Check each line of the material below for the string "JSON", then report how many lines have it, and nothing else.
*** Block opens ***
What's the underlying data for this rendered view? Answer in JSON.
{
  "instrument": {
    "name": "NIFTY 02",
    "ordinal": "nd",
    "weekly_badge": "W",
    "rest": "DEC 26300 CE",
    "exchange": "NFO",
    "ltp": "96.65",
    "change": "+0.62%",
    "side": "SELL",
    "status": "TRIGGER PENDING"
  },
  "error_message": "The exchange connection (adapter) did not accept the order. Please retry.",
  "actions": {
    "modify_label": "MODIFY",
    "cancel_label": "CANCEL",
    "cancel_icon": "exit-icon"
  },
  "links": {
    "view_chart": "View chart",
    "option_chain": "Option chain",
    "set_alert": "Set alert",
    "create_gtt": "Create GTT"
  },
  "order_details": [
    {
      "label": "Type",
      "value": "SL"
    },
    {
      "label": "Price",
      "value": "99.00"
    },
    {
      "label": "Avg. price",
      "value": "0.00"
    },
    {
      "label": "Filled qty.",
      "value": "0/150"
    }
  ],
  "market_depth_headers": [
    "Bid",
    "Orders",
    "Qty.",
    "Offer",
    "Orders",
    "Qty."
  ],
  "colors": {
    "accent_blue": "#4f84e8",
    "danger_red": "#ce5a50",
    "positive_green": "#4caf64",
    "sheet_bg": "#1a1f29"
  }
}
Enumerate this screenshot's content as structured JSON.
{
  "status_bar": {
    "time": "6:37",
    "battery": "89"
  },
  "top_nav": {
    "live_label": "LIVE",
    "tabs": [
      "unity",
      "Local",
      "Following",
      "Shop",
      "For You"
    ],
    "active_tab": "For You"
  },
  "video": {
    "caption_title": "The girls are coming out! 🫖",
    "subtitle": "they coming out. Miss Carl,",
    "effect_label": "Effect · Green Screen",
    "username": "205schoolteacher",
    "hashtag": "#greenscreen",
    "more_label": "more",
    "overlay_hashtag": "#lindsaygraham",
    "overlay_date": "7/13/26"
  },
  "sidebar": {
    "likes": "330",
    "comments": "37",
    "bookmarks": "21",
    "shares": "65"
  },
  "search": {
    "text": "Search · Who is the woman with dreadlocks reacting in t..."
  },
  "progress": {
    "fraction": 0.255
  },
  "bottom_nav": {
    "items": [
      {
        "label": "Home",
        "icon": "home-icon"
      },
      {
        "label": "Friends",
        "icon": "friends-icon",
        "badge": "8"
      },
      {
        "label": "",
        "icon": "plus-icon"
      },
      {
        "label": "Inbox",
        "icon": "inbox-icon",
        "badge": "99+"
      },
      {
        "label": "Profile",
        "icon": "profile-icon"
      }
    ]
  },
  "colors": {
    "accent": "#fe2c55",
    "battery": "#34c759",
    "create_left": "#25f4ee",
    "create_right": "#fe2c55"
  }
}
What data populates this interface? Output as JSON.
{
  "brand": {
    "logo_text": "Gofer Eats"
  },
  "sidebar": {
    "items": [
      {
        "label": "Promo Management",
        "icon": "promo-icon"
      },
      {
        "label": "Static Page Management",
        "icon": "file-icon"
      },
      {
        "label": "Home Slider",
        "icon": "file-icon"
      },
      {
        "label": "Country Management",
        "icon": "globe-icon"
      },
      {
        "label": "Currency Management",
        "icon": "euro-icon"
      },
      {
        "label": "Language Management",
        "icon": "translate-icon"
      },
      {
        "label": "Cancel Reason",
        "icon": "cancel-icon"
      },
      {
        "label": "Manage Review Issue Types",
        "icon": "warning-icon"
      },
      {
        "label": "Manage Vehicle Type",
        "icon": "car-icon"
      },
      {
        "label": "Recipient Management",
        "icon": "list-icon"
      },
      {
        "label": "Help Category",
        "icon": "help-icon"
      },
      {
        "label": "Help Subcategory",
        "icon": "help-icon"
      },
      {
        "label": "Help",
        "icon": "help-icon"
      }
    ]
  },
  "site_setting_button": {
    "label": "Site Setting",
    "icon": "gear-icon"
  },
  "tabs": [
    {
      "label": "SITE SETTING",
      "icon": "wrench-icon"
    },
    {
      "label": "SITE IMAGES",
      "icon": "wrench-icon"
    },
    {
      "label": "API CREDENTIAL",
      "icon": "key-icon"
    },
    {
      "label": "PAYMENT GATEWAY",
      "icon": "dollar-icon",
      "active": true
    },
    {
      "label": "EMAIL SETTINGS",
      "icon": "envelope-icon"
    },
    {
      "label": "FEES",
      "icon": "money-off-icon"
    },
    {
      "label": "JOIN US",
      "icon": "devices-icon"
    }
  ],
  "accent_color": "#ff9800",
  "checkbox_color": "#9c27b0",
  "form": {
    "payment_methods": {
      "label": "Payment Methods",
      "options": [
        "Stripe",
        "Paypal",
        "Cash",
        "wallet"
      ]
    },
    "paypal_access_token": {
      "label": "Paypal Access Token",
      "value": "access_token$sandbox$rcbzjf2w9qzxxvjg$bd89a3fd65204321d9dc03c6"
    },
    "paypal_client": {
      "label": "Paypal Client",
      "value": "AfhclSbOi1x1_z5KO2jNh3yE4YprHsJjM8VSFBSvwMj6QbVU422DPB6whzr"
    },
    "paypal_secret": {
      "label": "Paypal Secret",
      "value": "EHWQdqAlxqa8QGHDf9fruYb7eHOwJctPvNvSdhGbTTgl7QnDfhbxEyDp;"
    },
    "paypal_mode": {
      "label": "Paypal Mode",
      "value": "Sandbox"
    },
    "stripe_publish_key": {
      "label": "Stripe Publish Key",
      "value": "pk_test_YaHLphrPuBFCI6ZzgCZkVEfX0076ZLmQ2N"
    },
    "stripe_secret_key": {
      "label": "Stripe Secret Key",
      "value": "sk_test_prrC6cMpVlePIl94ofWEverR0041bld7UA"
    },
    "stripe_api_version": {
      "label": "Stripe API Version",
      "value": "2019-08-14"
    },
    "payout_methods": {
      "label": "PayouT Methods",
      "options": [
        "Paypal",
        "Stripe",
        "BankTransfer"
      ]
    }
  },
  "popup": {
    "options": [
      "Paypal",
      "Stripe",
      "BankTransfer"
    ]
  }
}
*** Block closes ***
--- Answer space ---
3